I have been designing for over 8 years and throughout my career I have always been a full-time employee. And as most designers I am always working on side freelance projects, but only until recently I decided to jump all in into the freelance world.
It’s hard to resist the allure of all the success stories we hear about creatives making the jump and finally being in charge of their time and doing the type of work they have always wanted to do. In other words, by becoming a freelancer they are able to follow their passion. No more 9 to 5 jobs they hate and working on the “cool” stuff at night and on weekends.
My reason to become a freelancer came more as a way to take a break and to reflect on what I have done and what I wanted to do next. But since I started, I have been very curious about this idea of freelancing allowing you to do what you are passionate about.
From what I have noticed from other freelancers, there are a couple of ways to do this. One is finding the clients that understand how your passion is good for their businesses. Another way is to take freelance gigs that pay well, allowing you take time off in-between to work on your personal projects/passions.
Both of these cases assume you already know what your passion is.
But what if you haven’t figured it out yet?
There is a lot of pressure to find that one thing you are supposed to be passionate about and make a living doing it. And if you pair this with the idea of being successful and achieving some kind of recognition, the pressure becomes quite heavy.
But I believe it doesn’t have to be that way. A few months ago I spoke with J’aime Cohen, a very talented creative and director of operations at the Masters in Branding at the School of Visual Arts. I came to her with this same inquiry about not knowing what the next step in my career was.
And while we didn’t speak specifically about finding a passion, she recommended I start by figuring out why I do what I do. She suggested I read Simon Sinek’s book Start with Why. In it the author explains how people don’t buy what you sell, but why you sell it. There needs to be a connection between the values of a person and what the brand stands for.
This same concept applies to us as professionals. In order to be fulfilled with our careers, we have to understand why we are designers/illustrators/creatives in the first place and how we are different.
I took it upon myself to find my WHY using Simon Sinek’s framework:

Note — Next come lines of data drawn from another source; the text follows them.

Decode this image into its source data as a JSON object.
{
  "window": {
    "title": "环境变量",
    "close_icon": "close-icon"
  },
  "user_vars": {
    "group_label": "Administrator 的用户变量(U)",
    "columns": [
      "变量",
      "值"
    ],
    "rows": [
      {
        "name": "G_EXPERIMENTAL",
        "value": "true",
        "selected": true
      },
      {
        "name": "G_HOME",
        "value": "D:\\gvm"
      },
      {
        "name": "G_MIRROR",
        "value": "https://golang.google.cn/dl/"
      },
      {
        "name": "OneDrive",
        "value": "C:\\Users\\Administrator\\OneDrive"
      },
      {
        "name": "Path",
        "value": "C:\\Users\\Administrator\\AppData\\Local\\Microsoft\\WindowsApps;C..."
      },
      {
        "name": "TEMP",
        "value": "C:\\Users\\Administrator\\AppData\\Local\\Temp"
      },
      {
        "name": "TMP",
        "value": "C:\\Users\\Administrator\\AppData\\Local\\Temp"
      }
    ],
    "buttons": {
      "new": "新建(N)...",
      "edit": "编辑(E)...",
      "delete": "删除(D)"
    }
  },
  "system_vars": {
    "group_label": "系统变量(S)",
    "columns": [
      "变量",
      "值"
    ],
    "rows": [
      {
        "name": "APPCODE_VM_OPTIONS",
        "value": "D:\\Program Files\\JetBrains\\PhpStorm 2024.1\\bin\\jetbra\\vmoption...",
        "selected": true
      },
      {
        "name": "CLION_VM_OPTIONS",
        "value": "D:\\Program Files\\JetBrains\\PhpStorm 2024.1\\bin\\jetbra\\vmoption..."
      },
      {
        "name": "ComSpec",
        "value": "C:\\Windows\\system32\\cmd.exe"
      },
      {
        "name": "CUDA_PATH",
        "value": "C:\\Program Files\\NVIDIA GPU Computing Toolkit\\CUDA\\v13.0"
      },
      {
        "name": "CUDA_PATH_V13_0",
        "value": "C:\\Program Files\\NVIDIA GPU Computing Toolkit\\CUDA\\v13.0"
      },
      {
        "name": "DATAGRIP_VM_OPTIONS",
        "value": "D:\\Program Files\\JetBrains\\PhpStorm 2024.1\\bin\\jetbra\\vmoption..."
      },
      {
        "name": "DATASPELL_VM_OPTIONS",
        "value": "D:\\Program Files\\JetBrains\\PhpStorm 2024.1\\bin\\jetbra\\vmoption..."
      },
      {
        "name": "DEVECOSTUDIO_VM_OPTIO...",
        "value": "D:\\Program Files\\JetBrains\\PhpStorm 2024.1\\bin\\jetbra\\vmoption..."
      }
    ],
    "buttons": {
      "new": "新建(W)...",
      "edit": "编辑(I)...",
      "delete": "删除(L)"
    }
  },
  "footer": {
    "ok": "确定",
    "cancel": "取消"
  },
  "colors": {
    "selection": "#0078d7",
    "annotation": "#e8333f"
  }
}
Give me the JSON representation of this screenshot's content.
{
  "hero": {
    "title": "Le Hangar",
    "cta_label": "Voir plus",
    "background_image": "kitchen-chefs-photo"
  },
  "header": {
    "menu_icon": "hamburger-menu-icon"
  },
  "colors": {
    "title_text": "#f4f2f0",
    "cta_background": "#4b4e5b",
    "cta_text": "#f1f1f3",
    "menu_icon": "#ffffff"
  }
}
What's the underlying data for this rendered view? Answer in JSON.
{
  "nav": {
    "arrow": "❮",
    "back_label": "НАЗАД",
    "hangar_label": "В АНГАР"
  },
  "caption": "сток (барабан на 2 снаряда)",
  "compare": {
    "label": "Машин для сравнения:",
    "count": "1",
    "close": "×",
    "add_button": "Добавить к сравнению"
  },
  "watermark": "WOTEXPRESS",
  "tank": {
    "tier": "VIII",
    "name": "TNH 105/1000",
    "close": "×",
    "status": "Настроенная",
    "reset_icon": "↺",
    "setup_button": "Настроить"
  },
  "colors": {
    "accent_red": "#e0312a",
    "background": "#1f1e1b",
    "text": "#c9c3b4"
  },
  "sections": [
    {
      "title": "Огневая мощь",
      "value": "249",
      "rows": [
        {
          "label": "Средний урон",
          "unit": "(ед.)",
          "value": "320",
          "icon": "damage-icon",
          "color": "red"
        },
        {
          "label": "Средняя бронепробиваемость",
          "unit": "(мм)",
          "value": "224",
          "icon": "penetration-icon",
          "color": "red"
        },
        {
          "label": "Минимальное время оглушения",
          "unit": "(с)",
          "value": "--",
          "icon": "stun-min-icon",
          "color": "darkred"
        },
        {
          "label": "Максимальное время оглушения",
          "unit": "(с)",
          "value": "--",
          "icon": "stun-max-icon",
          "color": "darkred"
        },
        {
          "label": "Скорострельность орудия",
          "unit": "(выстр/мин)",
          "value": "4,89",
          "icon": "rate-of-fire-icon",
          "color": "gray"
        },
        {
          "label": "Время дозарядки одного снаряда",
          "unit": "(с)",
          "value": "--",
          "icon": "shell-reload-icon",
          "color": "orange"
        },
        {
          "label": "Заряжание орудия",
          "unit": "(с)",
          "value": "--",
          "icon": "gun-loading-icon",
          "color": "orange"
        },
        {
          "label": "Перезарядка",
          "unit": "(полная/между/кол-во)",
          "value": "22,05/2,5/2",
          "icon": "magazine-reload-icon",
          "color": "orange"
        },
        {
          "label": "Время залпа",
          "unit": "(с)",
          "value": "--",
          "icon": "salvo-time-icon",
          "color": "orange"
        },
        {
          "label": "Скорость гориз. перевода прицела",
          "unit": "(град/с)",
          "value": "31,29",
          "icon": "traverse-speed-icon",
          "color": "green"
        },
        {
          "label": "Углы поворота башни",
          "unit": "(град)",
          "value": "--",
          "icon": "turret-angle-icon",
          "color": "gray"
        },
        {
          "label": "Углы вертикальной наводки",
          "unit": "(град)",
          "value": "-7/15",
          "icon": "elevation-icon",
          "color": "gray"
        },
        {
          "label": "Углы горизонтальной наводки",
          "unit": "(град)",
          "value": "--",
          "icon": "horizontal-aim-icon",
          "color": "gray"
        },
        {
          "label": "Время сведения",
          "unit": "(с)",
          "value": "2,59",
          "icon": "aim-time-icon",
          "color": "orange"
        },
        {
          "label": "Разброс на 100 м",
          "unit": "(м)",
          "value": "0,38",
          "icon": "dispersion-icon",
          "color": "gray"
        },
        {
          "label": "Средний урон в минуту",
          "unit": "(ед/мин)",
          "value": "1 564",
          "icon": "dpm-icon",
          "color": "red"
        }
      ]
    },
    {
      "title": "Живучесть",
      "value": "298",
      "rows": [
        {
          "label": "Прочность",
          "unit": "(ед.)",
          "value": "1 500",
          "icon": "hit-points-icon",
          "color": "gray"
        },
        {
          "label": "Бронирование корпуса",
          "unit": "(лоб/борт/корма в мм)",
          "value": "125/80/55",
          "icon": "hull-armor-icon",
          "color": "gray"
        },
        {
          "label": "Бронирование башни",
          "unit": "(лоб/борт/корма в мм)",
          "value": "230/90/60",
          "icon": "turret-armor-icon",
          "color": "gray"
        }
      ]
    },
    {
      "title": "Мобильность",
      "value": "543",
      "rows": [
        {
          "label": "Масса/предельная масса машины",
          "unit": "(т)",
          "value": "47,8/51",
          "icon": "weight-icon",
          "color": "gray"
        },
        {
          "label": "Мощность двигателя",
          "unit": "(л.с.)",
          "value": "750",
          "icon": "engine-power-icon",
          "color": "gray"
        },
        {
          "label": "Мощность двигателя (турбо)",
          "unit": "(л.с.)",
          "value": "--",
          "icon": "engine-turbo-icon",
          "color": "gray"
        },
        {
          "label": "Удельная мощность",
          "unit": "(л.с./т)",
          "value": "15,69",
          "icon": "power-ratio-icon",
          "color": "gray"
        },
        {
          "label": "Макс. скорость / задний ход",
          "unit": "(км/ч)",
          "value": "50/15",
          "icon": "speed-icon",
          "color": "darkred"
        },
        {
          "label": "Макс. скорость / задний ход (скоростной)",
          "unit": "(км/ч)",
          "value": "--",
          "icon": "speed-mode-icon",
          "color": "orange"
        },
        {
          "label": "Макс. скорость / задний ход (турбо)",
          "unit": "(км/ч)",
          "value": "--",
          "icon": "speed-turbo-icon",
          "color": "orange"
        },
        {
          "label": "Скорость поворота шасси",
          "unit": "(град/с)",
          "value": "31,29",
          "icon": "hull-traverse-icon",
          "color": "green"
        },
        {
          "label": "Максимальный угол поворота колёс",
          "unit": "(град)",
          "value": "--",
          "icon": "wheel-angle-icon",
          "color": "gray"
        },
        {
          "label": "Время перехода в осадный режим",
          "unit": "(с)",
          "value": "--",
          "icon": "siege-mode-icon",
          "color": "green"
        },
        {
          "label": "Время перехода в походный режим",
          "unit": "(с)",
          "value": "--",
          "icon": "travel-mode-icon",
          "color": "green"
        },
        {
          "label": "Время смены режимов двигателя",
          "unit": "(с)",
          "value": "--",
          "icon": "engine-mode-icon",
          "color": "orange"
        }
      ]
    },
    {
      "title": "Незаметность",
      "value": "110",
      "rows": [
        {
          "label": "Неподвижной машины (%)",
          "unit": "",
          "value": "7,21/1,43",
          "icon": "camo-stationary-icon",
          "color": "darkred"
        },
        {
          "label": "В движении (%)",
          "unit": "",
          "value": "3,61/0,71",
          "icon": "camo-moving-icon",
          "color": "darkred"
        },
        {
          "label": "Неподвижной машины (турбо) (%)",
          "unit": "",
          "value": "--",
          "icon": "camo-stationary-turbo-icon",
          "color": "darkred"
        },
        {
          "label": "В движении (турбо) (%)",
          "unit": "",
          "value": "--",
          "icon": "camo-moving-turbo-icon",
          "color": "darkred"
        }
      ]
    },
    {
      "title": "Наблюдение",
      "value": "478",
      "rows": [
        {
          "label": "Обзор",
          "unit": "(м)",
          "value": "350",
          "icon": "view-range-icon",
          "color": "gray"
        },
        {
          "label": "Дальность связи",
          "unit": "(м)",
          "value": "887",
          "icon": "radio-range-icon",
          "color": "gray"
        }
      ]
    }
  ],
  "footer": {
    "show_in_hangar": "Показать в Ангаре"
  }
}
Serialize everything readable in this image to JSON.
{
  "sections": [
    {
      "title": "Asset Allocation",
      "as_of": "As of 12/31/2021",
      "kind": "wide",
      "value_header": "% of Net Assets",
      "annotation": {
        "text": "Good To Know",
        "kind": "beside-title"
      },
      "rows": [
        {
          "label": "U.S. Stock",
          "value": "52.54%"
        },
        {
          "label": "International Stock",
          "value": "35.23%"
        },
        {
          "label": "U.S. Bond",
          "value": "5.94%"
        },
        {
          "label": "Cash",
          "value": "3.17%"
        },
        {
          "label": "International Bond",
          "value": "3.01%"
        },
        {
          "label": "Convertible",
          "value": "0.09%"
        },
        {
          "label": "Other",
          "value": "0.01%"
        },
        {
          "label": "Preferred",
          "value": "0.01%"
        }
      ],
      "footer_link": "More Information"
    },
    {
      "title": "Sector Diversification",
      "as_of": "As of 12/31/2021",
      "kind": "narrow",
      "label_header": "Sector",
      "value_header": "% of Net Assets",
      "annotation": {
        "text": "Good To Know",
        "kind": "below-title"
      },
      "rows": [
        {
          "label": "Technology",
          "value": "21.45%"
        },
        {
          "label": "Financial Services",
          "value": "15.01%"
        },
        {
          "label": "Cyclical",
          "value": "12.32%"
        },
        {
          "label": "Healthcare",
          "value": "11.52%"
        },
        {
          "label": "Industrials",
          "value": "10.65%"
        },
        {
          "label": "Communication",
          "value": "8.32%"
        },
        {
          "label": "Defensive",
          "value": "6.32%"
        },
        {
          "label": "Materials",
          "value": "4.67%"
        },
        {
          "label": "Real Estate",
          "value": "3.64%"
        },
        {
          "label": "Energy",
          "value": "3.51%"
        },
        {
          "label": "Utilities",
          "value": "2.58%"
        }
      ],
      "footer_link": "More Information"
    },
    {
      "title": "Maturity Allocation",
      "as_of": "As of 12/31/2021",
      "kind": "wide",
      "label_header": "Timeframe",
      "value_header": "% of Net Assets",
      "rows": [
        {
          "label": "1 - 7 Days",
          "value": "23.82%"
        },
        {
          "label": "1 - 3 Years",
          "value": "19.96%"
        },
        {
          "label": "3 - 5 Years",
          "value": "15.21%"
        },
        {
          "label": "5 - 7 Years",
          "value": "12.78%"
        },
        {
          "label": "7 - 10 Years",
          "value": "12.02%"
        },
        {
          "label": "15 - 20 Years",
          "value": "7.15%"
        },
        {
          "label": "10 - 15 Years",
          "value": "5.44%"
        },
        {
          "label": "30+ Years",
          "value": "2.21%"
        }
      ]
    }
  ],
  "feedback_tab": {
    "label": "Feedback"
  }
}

Having done this exercise I find myself more equipped to come up with a plan to find and create work that is fulfilling. I have also found this approach a lot less daunting than pressuring oneself to find that one passion, which now I realize can change over time.
As many smart people have said this before me, maybe the key is to first look inside and find what’s unique about us and only then try to find or create work that allows us to express it.